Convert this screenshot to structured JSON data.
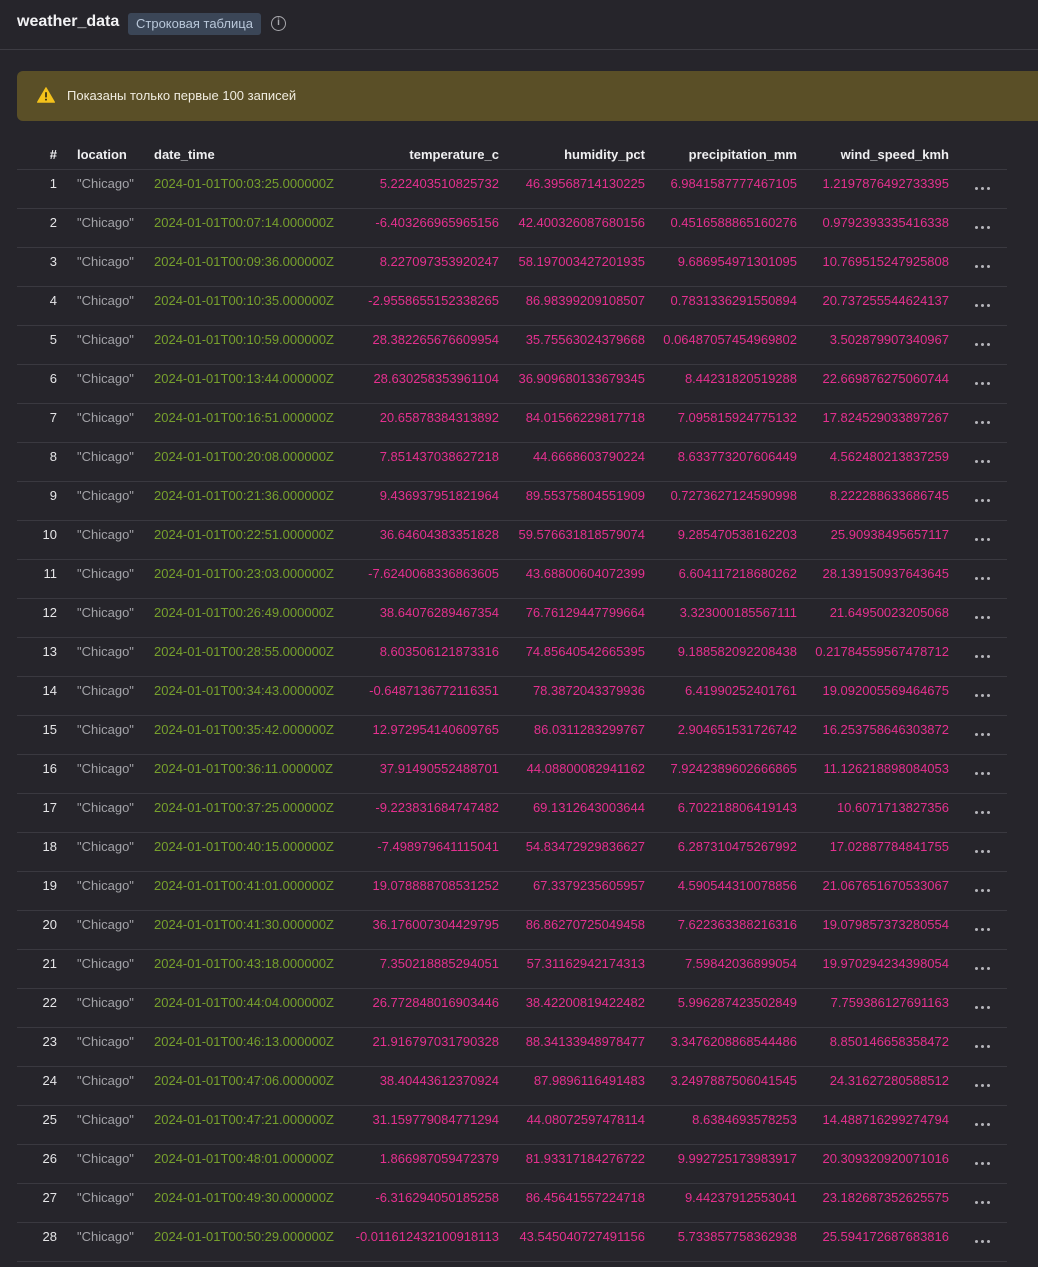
{
  "header": {
    "title": "weather_data",
    "badge": "Строковая таблица",
    "info_icon": "info-circle-icon"
  },
  "banner": {
    "icon": "warning-triangle-icon",
    "text": "Показаны только первые 100 записей",
    "color": "#5a4f27"
  },
  "colors": {
    "string": "#a3a3a8",
    "datetime": "#77a02d",
    "number": "#e5308f"
  },
  "table": {
    "columns": [
      "#",
      "location",
      "date_time",
      "temperature_c",
      "humidity_pct",
      "precipitation_mm",
      "wind_speed_kmh"
    ],
    "rows": [
      [
        "1",
        "\"Chicago\"",
        "2024-01-01T00:03:25.000000Z",
        "5.222403510825732",
        "46.39568714130225",
        "6.9841587777467105",
        "1.2197876492733395"
      ],
      [
        "2",
        "\"Chicago\"",
        "2024-01-01T00:07:14.000000Z",
        "-6.403266965965156",
        "42.400326087680156",
        "0.4516588865160276",
        "0.9792393335416338"
      ],
      [
        "3",
        "\"Chicago\"",
        "2024-01-01T00:09:36.000000Z",
        "8.227097353920247",
        "58.197003427201935",
        "9.686954971301095",
        "10.769515247925808"
      ],
      [
        "4",
        "\"Chicago\"",
        "2024-01-01T00:10:35.000000Z",
        "-2.9558655152338265",
        "86.98399209108507",
        "0.7831336291550894",
        "20.737255544624137"
      ],
      [
        "5",
        "\"Chicago\"",
        "2024-01-01T00:10:59.000000Z",
        "28.382265676609954",
        "35.75563024379668",
        "0.06487057454969802",
        "3.502879907340967"
      ],
      [
        "6",
        "\"Chicago\"",
        "2024-01-01T00:13:44.000000Z",
        "28.630258353961104",
        "36.909680133679345",
        "8.44231820519288",
        "22.669876275060744"
      ],
      [
        "7",
        "\"Chicago\"",
        "2024-01-01T00:16:51.000000Z",
        "20.65878384313892",
        "84.01566229817718",
        "7.095815924775132",
        "17.824529033897267"
      ],
      [
        "8",
        "\"Chicago\"",
        "2024-01-01T00:20:08.000000Z",
        "7.851437038627218",
        "44.6668603790224",
        "8.633773207606449",
        "4.562480213837259"
      ],
      [
        "9",
        "\"Chicago\"",
        "2024-01-01T00:21:36.000000Z",
        "9.436937951821964",
        "89.55375804551909",
        "0.7273627124590998",
        "8.222288633686745"
      ],
      [
        "10",
        "\"Chicago\"",
        "2024-01-01T00:22:51.000000Z",
        "36.64604383351828",
        "59.576631818579074",
        "9.285470538162203",
        "25.90938495657117"
      ],
      [
        "11",
        "\"Chicago\"",
        "2024-01-01T00:23:03.000000Z",
        "-7.6240068336863605",
        "43.68800604072399",
        "6.604117218680262",
        "28.139150937643645"
      ],
      [
        "12",
        "\"Chicago\"",
        "2024-01-01T00:26:49.000000Z",
        "38.64076289467354",
        "76.76129447799664",
        "3.323000185567111",
        "21.64950023205068"
      ],
      [
        "13",
        "\"Chicago\"",
        "2024-01-01T00:28:55.000000Z",
        "8.603506121873316",
        "74.85640542665395",
        "9.188582092208438",
        "0.21784559567478712"
      ],
      [
        "14",
        "\"Chicago\"",
        "2024-01-01T00:34:43.000000Z",
        "-0.6487136772116351",
        "78.3872043379936",
        "6.41990252401761",
        "19.092005569464675"
      ],
      [
        "15",
        "\"Chicago\"",
        "2024-01-01T00:35:42.000000Z",
        "12.972954140609765",
        "86.0311283299767",
        "2.904651531726742",
        "16.253758646303872"
      ],
      [
        "16",
        "\"Chicago\"",
        "2024-01-01T00:36:11.000000Z",
        "37.91490552488701",
        "44.08800082941162",
        "7.9242389602666865",
        "11.126218898084053"
      ],
      [
        "17",
        "\"Chicago\"",
        "2024-01-01T00:37:25.000000Z",
        "-9.223831684747482",
        "69.1312643003644",
        "6.702218806419143",
        "10.6071713827356"
      ],
      [
        "18",
        "\"Chicago\"",
        "2024-01-01T00:40:15.000000Z",
        "-7.498979641115041",
        "54.83472929836627",
        "6.287310475267992",
        "17.02887784841755"
      ],
      [
        "19",
        "\"Chicago\"",
        "2024-01-01T00:41:01.000000Z",
        "19.078888708531252",
        "67.3379235605957",
        "4.590544310078856",
        "21.067651670533067"
      ],
      [
        "20",
        "\"Chicago\"",
        "2024-01-01T00:41:30.000000Z",
        "36.176007304429795",
        "86.86270725049458",
        "7.622363388216316",
        "19.079857373280554"
      ],
      [
        "21",
        "\"Chicago\"",
        "2024-01-01T00:43:18.000000Z",
        "7.350218885294051",
        "57.31162942174313",
        "7.59842036899054",
        "19.970294234398054"
      ],
      [
        "22",
        "\"Chicago\"",
        "2024-01-01T00:44:04.000000Z",
        "26.772848016903446",
        "38.42200819422482",
        "5.996287423502849",
        "7.759386127691163"
      ],
      [
        "23",
        "\"Chicago\"",
        "2024-01-01T00:46:13.000000Z",
        "21.916797031790328",
        "88.34133948978477",
        "3.3476208868544486",
        "8.850146658358472"
      ],
      [
        "24",
        "\"Chicago\"",
        "2024-01-01T00:47:06.000000Z",
        "38.40443612370924",
        "87.9896116491483",
        "3.2497887506041545",
        "24.31627280588512"
      ],
      [
        "25",
        "\"Chicago\"",
        "2024-01-01T00:47:21.000000Z",
        "31.159779084771294",
        "44.08072597478114",
        "8.6384693578253",
        "14.488716299274794"
      ],
      [
        "26",
        "\"Chicago\"",
        "2024-01-01T00:48:01.000000Z",
        "1.866987059472379",
        "81.93317184276722",
        "9.992725173983917",
        "20.309320920071016"
      ],
      [
        "27",
        "\"Chicago\"",
        "2024-01-01T00:49:30.000000Z",
        "-6.316294050185258",
        "86.45641557224718",
        "9.44237912553041",
        "23.182687352625575"
      ],
      [
        "28",
        "\"Chicago\"",
        "2024-01-01T00:50:29.000000Z",
        "-0.011612432100918113",
        "43.545040727491156",
        "5.733857758362938",
        "25.594172687683816"
      ]
    ],
    "row_action_icon": "more-horizontal-icon"
  }
}
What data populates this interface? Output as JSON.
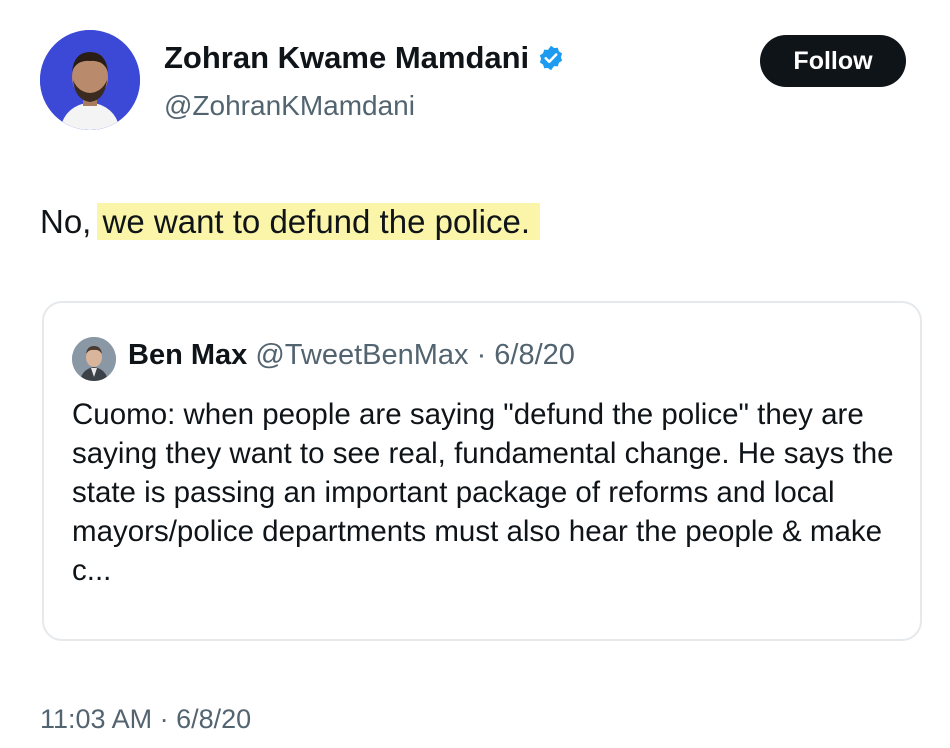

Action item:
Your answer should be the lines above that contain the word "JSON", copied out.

Answer below:
Convert this screenshot to structured JSON data.
What data populates this interface? Output as JSON.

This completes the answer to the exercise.